Could you show each line of the records that contains the word "must"?

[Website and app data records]
☆ ☆ ☆ ☆ ☆
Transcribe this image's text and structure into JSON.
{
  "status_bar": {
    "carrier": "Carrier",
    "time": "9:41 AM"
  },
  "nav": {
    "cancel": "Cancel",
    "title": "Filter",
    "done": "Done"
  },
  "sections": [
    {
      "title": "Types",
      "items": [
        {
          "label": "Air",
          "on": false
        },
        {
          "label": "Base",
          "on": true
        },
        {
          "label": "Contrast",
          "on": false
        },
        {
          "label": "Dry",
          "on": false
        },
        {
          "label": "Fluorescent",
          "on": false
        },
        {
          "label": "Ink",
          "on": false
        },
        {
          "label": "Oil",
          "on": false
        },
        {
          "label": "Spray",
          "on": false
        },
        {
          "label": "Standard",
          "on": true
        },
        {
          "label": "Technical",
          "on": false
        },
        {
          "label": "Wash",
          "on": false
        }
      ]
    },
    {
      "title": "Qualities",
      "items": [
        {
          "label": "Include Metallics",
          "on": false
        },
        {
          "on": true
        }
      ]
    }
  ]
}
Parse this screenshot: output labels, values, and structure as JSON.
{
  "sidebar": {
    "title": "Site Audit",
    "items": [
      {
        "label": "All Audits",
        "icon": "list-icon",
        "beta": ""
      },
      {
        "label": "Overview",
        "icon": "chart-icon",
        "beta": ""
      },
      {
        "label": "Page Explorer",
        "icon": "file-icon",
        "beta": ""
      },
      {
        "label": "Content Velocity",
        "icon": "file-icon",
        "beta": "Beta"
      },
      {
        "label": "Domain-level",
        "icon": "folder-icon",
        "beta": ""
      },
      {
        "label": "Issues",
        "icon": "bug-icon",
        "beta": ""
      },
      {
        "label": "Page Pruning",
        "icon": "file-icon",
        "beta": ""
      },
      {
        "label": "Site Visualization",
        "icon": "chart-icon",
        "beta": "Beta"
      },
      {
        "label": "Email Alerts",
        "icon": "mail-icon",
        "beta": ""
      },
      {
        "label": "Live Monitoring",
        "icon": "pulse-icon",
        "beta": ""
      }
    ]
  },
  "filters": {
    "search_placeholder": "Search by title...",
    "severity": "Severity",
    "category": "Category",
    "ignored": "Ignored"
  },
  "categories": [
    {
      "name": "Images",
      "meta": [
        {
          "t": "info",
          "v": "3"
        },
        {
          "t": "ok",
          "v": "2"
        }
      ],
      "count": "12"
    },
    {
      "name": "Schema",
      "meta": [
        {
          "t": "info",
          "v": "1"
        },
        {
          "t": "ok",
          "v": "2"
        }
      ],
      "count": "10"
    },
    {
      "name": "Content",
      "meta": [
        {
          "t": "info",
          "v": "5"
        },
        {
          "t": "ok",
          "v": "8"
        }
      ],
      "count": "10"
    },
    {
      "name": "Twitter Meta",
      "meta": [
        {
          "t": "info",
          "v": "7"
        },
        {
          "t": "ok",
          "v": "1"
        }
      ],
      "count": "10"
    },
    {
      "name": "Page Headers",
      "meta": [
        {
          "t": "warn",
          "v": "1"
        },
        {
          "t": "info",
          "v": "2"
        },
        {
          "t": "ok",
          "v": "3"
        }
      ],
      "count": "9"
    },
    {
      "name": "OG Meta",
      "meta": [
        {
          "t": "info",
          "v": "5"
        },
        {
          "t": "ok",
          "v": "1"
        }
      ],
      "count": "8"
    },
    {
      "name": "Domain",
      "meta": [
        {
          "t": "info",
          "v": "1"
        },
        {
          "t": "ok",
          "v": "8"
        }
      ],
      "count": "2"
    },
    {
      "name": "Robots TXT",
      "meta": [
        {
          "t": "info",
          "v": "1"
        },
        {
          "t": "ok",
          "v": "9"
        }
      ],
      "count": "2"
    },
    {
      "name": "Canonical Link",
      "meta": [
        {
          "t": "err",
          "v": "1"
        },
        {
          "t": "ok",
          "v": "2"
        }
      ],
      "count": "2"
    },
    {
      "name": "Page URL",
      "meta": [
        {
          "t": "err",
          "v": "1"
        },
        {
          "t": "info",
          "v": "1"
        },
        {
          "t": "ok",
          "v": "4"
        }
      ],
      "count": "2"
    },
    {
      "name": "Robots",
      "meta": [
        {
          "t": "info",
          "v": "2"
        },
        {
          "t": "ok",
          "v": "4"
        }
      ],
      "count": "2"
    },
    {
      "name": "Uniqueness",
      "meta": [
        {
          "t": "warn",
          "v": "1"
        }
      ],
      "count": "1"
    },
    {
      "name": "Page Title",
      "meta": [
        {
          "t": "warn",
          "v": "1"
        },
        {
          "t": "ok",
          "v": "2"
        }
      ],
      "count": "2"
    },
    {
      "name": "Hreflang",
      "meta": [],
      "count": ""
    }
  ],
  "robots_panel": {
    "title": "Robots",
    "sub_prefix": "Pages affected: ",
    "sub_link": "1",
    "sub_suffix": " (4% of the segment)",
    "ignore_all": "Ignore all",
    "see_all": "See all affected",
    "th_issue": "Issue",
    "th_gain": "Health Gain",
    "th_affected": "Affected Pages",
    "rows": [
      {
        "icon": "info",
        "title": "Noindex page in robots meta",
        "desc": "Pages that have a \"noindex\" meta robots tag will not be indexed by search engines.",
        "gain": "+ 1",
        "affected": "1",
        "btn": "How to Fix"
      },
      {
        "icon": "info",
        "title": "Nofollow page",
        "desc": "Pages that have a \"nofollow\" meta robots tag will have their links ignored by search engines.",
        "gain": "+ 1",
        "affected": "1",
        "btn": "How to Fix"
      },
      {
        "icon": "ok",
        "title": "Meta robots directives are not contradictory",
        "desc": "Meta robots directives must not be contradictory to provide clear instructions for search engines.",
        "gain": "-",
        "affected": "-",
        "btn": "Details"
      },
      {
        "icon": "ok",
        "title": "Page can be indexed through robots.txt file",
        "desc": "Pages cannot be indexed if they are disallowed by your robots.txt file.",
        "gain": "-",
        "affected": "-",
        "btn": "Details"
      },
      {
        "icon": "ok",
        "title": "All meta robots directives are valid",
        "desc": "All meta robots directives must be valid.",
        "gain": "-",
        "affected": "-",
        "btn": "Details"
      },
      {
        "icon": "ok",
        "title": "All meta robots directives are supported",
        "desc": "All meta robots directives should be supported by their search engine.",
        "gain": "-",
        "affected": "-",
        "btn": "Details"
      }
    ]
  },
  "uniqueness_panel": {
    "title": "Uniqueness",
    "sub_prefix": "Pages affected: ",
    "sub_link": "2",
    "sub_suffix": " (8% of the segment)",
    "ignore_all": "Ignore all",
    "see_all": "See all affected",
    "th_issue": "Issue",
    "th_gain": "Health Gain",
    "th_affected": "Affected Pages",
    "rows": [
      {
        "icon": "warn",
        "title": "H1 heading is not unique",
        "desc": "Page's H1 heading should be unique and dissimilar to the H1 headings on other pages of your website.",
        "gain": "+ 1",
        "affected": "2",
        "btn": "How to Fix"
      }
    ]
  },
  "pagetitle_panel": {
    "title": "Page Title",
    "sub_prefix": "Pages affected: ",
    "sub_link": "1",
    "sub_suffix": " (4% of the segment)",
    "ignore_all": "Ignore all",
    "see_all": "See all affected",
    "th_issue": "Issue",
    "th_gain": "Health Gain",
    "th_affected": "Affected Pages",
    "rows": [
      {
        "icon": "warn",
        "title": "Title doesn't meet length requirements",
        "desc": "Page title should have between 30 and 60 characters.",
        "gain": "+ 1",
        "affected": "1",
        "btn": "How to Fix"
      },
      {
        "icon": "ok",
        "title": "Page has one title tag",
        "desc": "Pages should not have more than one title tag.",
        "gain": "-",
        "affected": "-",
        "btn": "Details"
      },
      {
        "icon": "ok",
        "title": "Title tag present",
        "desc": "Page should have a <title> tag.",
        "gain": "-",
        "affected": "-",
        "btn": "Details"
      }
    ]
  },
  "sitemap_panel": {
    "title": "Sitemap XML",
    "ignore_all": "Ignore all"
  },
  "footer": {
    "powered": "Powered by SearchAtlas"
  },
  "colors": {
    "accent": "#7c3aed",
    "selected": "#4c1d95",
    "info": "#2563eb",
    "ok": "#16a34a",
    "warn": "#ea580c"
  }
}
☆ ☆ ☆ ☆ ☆
ANSWER TO THIS TASK -
        "desc": "Meta robots directives must not be contradictory to provide clear instructions for search engines.",
        "desc": "All meta robots directives must be valid.",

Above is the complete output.